### Activity
From the records below, return every line containing the word "icon".

** Information shown follows **

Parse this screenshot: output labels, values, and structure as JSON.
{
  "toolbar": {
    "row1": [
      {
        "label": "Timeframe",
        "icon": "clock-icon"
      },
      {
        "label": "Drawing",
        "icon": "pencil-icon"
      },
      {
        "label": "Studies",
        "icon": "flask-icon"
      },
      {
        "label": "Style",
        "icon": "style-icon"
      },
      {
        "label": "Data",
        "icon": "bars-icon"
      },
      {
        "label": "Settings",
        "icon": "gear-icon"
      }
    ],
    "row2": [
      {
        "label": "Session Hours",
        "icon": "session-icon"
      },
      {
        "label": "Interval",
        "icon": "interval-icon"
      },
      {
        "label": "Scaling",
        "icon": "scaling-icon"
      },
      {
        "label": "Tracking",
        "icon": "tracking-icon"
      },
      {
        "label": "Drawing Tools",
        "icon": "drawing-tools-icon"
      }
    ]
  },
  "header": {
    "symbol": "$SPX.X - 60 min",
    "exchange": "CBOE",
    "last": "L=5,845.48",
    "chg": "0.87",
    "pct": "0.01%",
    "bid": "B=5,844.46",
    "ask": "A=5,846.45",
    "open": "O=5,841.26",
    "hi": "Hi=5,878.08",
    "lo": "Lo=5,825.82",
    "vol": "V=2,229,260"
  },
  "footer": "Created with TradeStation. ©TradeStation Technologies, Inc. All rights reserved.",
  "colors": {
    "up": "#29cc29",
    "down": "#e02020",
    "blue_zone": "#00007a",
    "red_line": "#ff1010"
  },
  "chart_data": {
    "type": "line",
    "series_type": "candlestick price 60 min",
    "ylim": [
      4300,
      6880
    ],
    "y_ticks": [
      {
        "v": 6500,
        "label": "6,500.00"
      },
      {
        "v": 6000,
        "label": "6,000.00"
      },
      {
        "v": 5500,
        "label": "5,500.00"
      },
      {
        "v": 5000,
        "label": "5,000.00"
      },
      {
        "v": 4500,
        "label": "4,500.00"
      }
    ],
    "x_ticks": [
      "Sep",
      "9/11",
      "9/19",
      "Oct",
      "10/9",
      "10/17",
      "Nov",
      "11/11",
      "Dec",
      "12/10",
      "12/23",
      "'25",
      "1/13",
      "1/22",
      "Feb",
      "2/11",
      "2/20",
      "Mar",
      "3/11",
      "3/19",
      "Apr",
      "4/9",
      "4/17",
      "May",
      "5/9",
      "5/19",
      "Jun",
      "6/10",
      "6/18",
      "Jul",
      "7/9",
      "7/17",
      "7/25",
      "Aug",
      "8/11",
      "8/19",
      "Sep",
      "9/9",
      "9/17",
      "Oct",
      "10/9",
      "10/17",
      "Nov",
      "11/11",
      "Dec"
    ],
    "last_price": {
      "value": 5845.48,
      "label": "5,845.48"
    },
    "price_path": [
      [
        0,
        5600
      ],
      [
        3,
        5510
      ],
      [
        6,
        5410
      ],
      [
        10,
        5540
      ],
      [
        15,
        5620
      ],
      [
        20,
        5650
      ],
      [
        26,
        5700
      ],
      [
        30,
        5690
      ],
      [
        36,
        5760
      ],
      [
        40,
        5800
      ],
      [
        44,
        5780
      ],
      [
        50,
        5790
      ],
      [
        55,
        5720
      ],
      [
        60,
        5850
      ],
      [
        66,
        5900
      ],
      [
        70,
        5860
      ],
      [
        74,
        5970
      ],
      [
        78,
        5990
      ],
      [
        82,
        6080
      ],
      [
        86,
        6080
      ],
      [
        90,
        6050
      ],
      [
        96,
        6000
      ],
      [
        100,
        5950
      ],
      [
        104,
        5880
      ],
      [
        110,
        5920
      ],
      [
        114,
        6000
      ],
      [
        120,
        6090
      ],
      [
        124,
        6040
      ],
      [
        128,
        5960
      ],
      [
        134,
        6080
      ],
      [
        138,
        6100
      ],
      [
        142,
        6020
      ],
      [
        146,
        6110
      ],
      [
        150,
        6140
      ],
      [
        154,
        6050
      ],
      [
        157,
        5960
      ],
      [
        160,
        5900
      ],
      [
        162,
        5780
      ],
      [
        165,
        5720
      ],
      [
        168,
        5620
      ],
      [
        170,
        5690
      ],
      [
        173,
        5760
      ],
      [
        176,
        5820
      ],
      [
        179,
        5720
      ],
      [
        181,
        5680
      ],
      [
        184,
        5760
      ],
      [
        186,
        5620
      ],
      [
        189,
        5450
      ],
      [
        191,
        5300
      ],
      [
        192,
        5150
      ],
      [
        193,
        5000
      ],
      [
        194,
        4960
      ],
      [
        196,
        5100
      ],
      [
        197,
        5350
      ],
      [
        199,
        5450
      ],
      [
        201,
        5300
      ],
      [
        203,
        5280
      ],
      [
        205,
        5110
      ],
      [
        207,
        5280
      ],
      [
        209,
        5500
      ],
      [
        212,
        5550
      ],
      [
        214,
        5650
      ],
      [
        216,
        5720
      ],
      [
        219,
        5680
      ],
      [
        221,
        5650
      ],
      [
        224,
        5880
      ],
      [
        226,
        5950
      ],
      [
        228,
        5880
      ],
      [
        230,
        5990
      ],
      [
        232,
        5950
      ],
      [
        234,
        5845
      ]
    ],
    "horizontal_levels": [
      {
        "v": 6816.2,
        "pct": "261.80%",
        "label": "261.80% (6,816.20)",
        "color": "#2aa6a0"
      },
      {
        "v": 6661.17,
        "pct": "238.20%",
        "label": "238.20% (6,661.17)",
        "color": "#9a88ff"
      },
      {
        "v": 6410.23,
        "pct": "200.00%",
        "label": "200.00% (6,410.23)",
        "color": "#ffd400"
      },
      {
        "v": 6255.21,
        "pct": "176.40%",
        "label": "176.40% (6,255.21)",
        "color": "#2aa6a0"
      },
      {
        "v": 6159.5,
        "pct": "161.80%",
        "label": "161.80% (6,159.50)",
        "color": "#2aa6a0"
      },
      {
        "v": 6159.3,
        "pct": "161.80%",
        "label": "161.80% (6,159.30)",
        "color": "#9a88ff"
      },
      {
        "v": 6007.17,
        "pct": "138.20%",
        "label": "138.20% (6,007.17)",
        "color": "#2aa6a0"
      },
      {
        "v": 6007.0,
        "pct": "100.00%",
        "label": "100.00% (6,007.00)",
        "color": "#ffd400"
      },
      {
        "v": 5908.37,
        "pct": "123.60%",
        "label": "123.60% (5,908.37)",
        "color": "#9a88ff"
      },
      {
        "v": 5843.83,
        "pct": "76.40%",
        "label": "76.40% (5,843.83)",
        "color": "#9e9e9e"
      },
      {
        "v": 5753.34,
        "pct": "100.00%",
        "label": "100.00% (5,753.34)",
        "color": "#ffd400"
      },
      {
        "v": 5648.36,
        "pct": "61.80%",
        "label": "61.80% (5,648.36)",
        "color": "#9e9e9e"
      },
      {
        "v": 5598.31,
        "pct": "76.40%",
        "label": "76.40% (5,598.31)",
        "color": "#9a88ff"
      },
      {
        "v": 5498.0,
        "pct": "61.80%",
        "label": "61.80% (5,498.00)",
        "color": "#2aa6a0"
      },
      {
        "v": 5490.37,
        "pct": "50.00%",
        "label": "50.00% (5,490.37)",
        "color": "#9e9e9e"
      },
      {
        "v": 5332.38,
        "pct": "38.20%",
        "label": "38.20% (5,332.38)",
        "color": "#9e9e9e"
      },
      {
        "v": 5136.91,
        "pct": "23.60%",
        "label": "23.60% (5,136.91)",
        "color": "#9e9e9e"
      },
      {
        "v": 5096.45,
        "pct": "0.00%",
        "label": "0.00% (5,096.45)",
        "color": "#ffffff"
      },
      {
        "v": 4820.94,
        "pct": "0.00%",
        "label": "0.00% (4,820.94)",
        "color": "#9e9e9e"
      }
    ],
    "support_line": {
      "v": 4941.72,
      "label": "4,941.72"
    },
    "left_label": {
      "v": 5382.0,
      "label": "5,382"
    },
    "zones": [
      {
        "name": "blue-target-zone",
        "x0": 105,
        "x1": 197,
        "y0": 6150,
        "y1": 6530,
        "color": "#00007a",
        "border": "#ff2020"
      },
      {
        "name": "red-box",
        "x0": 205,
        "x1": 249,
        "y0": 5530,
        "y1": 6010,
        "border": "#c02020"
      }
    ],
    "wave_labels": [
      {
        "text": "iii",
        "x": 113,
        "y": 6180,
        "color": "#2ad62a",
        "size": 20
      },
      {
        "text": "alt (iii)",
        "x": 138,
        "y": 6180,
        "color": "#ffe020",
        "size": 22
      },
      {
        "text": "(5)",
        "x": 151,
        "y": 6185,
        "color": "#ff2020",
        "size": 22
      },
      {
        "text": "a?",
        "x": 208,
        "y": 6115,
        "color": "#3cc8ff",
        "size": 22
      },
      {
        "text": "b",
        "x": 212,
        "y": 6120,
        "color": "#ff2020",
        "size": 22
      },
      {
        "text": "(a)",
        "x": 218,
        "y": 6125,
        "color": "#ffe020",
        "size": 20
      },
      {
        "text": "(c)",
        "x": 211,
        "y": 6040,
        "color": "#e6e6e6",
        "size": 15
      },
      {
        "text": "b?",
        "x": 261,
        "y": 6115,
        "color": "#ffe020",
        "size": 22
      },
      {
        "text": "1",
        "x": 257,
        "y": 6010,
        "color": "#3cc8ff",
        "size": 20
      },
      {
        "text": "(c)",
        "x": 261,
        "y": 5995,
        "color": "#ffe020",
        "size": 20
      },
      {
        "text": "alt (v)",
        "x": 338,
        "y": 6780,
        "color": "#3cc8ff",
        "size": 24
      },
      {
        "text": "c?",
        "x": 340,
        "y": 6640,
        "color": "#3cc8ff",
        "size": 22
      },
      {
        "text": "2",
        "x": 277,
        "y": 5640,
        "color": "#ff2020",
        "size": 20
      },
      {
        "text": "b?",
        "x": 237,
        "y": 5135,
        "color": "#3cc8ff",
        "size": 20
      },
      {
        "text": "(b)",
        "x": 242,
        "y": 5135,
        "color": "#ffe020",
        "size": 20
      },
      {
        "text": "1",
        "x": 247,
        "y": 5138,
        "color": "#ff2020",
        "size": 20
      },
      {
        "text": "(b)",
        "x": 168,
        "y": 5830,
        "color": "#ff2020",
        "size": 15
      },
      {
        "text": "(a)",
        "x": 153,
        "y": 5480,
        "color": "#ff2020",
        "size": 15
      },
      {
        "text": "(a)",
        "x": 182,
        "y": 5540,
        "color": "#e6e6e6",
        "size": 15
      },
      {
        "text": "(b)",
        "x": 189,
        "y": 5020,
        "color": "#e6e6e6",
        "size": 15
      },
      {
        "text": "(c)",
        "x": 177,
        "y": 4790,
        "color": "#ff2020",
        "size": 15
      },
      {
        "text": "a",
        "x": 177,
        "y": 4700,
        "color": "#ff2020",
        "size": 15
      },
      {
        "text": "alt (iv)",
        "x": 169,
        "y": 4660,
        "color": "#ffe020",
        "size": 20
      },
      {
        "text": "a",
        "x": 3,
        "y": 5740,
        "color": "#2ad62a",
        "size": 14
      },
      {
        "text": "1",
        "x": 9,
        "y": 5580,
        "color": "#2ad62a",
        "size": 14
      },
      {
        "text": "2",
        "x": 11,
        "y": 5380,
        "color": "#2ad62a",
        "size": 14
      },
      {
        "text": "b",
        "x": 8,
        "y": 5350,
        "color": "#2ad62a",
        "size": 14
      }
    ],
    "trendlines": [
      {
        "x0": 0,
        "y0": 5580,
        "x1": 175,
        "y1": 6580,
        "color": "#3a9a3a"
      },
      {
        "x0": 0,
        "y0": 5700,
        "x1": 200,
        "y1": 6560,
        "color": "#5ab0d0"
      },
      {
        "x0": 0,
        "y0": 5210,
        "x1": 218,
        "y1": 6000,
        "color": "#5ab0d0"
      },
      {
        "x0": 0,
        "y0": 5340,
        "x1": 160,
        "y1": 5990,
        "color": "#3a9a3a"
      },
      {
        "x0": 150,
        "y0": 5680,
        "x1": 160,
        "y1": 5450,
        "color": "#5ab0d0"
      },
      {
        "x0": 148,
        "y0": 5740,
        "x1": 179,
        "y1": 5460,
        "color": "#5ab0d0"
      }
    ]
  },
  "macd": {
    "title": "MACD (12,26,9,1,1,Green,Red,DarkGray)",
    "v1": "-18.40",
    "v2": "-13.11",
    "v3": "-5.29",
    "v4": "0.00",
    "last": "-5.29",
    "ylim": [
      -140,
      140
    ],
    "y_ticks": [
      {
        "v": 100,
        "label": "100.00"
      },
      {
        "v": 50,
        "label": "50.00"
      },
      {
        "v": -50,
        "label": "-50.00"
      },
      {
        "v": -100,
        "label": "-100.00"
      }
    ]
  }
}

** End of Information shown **

### Written response
        "icon": "clock-icon"
        "icon": "pencil-icon"
        "icon": "flask-icon"
        "icon": "style-icon"
        "icon": "bars-icon"
        "icon": "gear-icon"
        "icon": "session-icon"
        "icon": "interval-icon"
        "icon": "scaling-icon"
        "icon": "tracking-icon"
        "icon": "drawing-tools-icon"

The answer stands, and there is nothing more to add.